Thank you for your interest in our study assessing the association between withholding angiotensin receptor blockers (ARBs) in the early postoperative period and 30-day mortality after noncardiac surgery. We agree that the availability of intraoperative indicators would have been an asset to our study. However, due to the complexity of the data structures across the nation for anesthesia record keeping,1,2 intraoperative vital signs are currently unavailable on a national level for research analysis within the Veterans Affairs healthcare system. There are numerous researchers throughout the Veterans Affairs, including the authors of this study, working to enable the analysis of nationwide intraoperative data for research. We look forward to improved modeling once this functionality becomes available. Despite this limitation, we have made our best efforts to adjust for early postoperative sequelae of potentially confounding intraoperative events, and we have accounted for major confounders such as hypotension and blood loss. Both immediate postoperative blood pressure (day of surgery) and blood pressure on postoperative day (POD) 1 are included in the models and are likely stronger determinants of ARB resumption than intraoperative blood pressure because medication resumption is often decided by surgeons or hospitalists on the basis of current status, without regard to previous intraoperative vital signs. Early postoperative creatinine and troponin increases are likewise included in our models and would reflect end-organ consequences of intraoperative hypoperfusion. Blood transfusions on POD 0 to 2 are also incorporated to adjust for significant perioperative bleeding.

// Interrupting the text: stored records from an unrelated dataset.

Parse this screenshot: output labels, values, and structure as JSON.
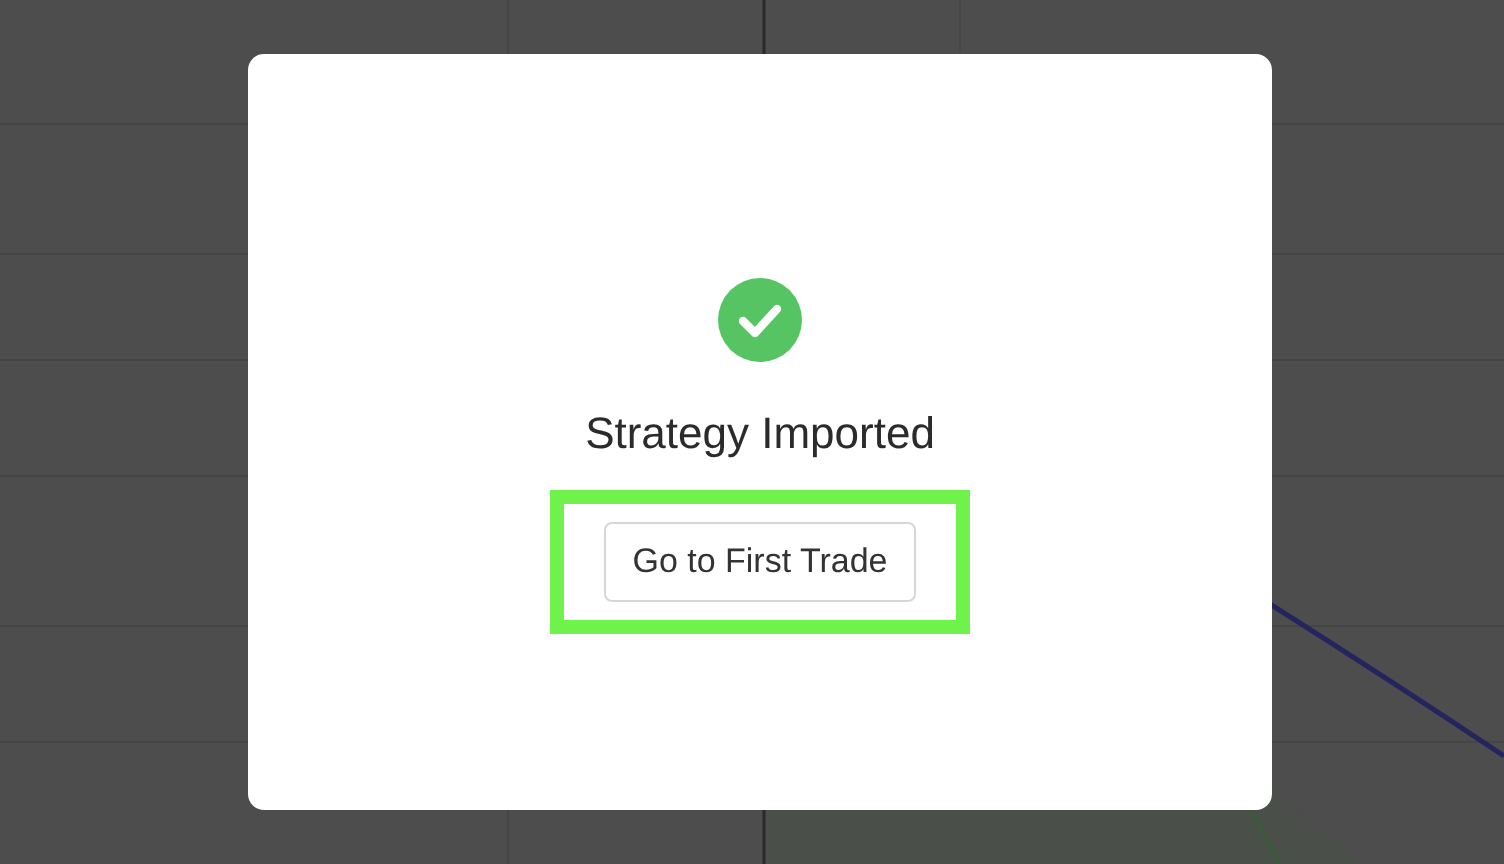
{
  "dialog": {
    "success": true,
    "title": "Strategy Imported",
    "button": {
      "label": "Go to First Trade",
      "highlighted": true
    }
  }
}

With respect to our intentional exclusion of late postoperative complications from our models, we deliberately did not include complications that occurred after POD 2 because doing so would have resulted in adjusting for possible mediators, leaving us only with the direct effect rather than the total effect.3 We were primarily interested in the total effect of the association between ARB withholding and 30-day postoperative mortality (i.e., all-cause mortality), which composed of both the indirect effects (those mediated by measured postoperative complications) and the direct effects (those mediated by unmeasured factors). Thus, if any of the complications we measured were along the causal pathway to death, adjusting for them would have given us only the direct effect. Adjusting for mediators can be misleading because if we had measured all complications perfectly, we might have adjusted away the entire effect. We illustrate this with a simplified directed acyclic graph,4 which is shown in figure 1. We do agree that early complications (POD 0 to 2) that occurred before the decision to resume ARB could certainly represent confounding by indication,5 and thus, all were initially included in our models as potential confounders. However, due to predetermined model selection criteria, some were not incorporated into the final models. Early postoperative events that were included in the multivariable logistic regression model (on which the propensity score was generated) were increase in creatinine level; increase in troponin level; and new diagnoses of renal failure, sepsis, or cerebral ischemia on POD 0 to 1. We used the change-in-coefficient approach during Cox model selection, so some variables were not selected for inclusion in the model because their addition did not appreciably change the hazard ratio (by 5%); therefore, we do not believe a large degree of residual confounding resulted from their exclusion. Of course, we do mention in our limitations that the complications were often bundled with admissions, discharges, and procedures, and thus, the exact timing of complications compared with ARB restart was not always clear; thus, some residual confounding may still be present.
We hope that in our response we have addressed Dr. Xue’s concerns and fully explained our rationale for dealing with the limitations posed by large administrative data sets.
Dr. Takemoto receives consulting funds from the Durham Veterans Affairs Medical Center, Durham, North Carolina, and receives salary support from the Veterans Health Administration Office of Informatics and Analytics, Washington, D.C. Drs. Lee and Wallace are salaried anesthesiologists at the San Francisco Veterans Affairs Medical Center, San Francisco, California.